**EXERCISE AIM**:
Sift the material for lines containing "kind", and return them.
━━ DATA FOR PROCESSING ━━
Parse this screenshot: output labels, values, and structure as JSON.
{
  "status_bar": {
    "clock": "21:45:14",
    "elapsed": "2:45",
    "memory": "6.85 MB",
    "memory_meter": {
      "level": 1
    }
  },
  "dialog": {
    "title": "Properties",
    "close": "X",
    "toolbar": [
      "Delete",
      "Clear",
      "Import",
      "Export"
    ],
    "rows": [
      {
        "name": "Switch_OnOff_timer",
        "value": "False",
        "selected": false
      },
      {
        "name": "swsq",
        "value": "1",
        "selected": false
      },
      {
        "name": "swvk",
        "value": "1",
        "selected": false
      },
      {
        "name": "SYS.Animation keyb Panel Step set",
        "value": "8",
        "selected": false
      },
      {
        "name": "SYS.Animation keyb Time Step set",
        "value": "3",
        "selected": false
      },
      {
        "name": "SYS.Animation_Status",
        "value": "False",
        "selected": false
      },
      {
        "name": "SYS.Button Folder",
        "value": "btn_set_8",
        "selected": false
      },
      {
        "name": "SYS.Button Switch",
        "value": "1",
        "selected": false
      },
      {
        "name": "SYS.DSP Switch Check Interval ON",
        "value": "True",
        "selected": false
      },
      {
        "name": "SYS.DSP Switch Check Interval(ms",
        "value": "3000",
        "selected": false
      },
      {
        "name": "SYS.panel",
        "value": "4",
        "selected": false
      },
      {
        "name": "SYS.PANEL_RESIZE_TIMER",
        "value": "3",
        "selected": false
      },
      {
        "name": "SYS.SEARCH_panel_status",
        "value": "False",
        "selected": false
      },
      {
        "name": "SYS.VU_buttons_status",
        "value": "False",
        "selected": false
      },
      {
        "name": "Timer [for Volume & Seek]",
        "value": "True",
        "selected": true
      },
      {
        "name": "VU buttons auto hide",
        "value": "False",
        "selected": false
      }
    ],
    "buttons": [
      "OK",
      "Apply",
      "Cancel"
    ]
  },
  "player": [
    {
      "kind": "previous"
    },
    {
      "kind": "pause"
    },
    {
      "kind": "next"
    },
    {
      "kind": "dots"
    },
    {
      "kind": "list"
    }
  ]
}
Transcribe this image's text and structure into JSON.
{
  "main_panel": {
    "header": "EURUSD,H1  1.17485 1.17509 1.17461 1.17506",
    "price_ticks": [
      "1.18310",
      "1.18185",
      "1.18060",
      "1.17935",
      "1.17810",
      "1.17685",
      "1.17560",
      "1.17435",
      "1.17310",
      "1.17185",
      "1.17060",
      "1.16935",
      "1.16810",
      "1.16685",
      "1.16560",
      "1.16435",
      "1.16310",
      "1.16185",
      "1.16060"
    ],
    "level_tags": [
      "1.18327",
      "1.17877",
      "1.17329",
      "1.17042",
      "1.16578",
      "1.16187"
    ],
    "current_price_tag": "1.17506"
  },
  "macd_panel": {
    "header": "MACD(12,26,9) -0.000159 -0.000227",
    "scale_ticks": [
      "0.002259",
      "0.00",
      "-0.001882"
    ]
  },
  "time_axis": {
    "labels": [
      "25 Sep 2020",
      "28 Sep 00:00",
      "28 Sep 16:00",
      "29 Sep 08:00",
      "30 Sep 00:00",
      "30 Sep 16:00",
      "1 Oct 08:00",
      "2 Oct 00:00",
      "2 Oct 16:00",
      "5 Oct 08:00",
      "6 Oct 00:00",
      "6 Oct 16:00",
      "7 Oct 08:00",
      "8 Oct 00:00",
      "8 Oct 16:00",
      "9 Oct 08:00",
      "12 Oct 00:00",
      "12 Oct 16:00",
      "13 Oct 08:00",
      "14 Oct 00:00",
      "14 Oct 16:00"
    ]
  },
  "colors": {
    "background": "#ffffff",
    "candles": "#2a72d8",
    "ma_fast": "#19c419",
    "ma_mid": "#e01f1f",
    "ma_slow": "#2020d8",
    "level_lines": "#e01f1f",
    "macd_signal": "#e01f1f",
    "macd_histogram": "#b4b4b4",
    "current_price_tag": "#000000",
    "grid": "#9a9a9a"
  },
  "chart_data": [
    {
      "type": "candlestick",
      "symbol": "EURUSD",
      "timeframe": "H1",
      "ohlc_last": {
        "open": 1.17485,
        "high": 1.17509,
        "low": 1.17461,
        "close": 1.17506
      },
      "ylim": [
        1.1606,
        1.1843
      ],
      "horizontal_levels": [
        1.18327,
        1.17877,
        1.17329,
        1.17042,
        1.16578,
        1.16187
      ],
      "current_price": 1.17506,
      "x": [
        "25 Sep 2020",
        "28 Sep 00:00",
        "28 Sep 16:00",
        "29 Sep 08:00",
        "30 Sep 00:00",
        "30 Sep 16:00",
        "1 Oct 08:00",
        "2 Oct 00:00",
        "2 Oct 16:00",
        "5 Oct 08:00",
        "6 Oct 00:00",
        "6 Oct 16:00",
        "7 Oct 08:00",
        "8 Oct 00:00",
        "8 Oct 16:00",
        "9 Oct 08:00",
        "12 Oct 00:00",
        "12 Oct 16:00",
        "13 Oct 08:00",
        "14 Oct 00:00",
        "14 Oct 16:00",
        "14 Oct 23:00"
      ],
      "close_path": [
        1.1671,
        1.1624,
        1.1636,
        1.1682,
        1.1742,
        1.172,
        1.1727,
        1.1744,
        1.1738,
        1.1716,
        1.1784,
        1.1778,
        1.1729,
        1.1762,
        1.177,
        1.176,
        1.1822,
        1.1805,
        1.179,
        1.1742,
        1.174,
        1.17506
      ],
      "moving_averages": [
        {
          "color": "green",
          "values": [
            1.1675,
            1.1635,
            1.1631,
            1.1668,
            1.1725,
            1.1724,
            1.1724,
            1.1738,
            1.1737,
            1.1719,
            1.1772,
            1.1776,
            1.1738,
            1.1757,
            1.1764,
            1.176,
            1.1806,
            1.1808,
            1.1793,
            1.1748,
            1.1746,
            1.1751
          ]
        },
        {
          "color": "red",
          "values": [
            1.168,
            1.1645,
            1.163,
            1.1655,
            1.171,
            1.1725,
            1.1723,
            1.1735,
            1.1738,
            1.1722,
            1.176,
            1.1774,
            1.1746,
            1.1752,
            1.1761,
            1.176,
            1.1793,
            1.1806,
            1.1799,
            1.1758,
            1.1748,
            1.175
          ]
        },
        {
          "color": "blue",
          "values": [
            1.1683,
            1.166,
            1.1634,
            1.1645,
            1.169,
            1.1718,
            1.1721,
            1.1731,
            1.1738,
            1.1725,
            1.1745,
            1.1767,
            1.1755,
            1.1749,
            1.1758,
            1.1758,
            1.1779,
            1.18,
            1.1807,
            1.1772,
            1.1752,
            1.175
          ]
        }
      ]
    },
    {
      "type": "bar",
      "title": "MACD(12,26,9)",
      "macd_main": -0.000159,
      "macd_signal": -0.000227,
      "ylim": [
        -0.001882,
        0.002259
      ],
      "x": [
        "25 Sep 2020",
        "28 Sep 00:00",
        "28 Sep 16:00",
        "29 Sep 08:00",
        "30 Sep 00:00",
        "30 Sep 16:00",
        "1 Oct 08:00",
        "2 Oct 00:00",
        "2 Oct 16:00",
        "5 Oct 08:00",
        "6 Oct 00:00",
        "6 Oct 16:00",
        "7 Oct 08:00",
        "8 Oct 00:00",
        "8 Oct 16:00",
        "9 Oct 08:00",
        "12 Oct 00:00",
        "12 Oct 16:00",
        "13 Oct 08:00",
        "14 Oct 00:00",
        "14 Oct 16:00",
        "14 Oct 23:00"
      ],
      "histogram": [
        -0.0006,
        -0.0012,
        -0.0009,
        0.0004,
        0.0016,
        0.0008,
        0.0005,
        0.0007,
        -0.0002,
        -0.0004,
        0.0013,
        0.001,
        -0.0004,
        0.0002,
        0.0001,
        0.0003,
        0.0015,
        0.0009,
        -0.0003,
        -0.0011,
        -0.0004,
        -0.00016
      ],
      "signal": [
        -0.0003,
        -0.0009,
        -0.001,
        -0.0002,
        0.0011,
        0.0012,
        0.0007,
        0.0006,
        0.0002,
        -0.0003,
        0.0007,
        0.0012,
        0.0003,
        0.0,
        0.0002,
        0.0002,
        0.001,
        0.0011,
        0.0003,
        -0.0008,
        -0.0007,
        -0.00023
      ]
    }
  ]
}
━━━
**FINAL ANSWER**:
      "kind": "previous"
      "kind": "pause"
      "kind": "next"
      "kind": "dots"
      "kind": "list"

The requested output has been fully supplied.